Alfred G. Knudson Jr., the creator of the “two-hit hypothesis,” and a director of the Institute for Cancer Research at Fox Chase Cancer Center, died July 10. He was 93.

The two-hit hypothesis postulates that cancer is produced by accumulated mutations in a cell’s DNA. The hypothesis explains the relationship between the hereditary and non-hereditary forms of cancer, and predicted the existence of tumor-suppressor genes that can suppress cancer cell growth.

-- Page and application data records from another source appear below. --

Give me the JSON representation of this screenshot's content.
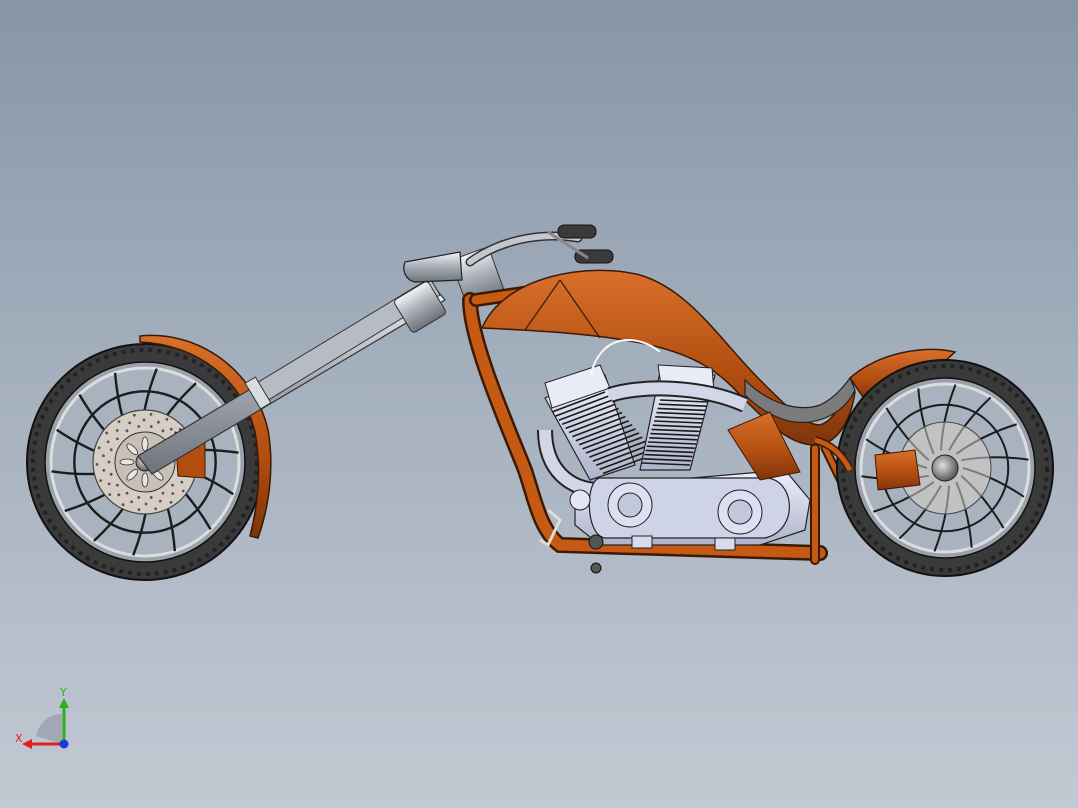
{
  "viewport": {
    "background_top": "#8795a7",
    "background_bottom": "#c2c9d3"
  },
  "model": {
    "subject": "chopper-motorcycle",
    "view": "side",
    "colors": {
      "frame": "#c55a14",
      "frame_dark": "#7d350b",
      "chrome": "#c3c7ce",
      "engine": "#cfd3e8",
      "tire": "#3a3a3a",
      "rim": "#e6e6e6",
      "disc": "#d6cec4",
      "outline": "#1a1a1a"
    }
  },
  "triad": {
    "x_label": "X",
    "y_label": "Y",
    "x_color": "#e0201c",
    "y_color": "#27b21e",
    "z_color": "#1a3cd8"
  }
}
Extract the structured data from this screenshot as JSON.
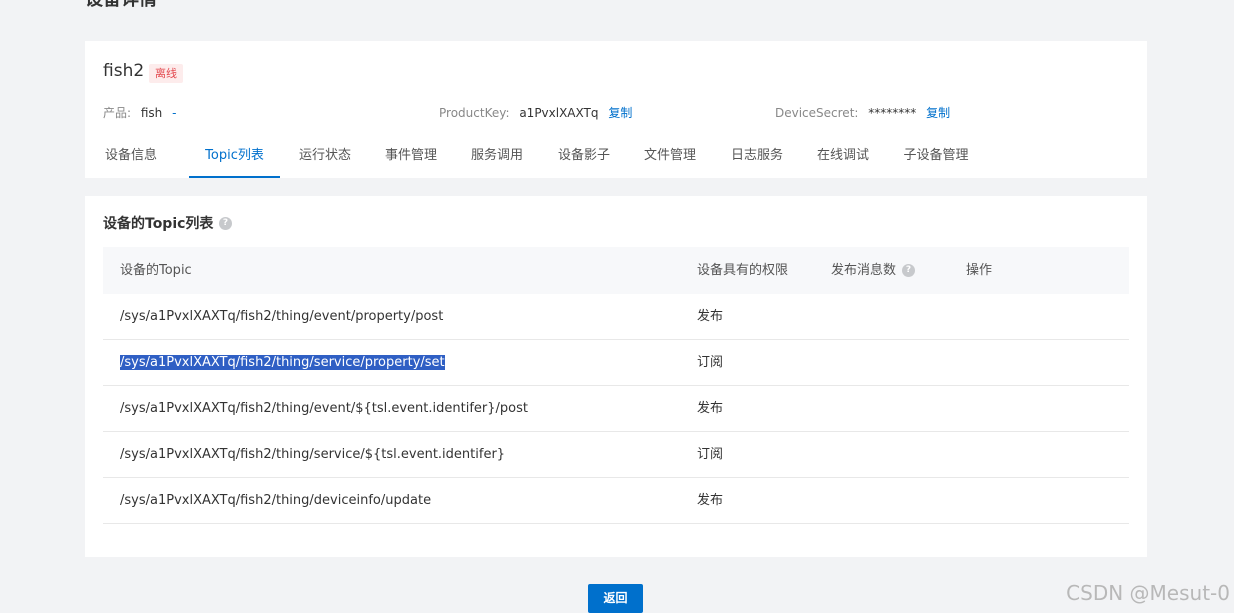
{
  "page": {
    "title": "设备详情"
  },
  "device": {
    "name": "fish2",
    "status": "离线",
    "product_label": "产品:",
    "product_value": "fish",
    "product_link": "-",
    "productkey_label": "ProductKey:",
    "productkey_value": "a1PvxlXAXTq",
    "productkey_copy": "复制",
    "devicesecret_label": "DeviceSecret:",
    "devicesecret_value": "********",
    "devicesecret_copy": "复制"
  },
  "tabs": [
    {
      "label": "设备信息"
    },
    {
      "label": "Topic列表",
      "active": true
    },
    {
      "label": "运行状态"
    },
    {
      "label": "事件管理"
    },
    {
      "label": "服务调用"
    },
    {
      "label": "设备影子"
    },
    {
      "label": "文件管理"
    },
    {
      "label": "日志服务"
    },
    {
      "label": "在线调试"
    },
    {
      "label": "子设备管理"
    }
  ],
  "topic_section": {
    "title": "设备的Topic列表",
    "help_icon": "question-circle-icon",
    "columns": {
      "topic": "设备的Topic",
      "permission": "设备具有的权限",
      "message_count": "发布消息数",
      "operation": "操作"
    },
    "rows": [
      {
        "topic": "/sys/a1PvxlXAXTq/fish2/thing/event/property/post",
        "permission": "发布"
      },
      {
        "topic": "/sys/a1PvxlXAXTq/fish2/thing/service/property/set",
        "permission": "订阅"
      },
      {
        "topic": "/sys/a1PvxlXAXTq/fish2/thing/event/${tsl.event.identifer}/post",
        "permission": "发布"
      },
      {
        "topic": "/sys/a1PvxlXAXTq/fish2/thing/service/${tsl.event.identifer}",
        "permission": "订阅"
      },
      {
        "topic": "/sys/a1PvxlXAXTq/fish2/thing/deviceinfo/update",
        "permission": "发布"
      }
    ]
  },
  "footer": {
    "back_label": "返回"
  },
  "watermark": "CSDN @Mesut-0",
  "colors": {
    "accent": "#0070cc",
    "offline": "#e3494f",
    "selection": "#2f5fc4"
  }
}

Through statistical models and research in pediatric retinoblastoma, Knudson differentiated hereditary and non-hereditary forms of cancer. He argued that cancer did not develop until both copies of a gene were damaged or mutated. Children who developed hereditary cancer inherited one mutated gene. That constituted the first hit. These children would develop cancer if their remaining normal gene was damaged.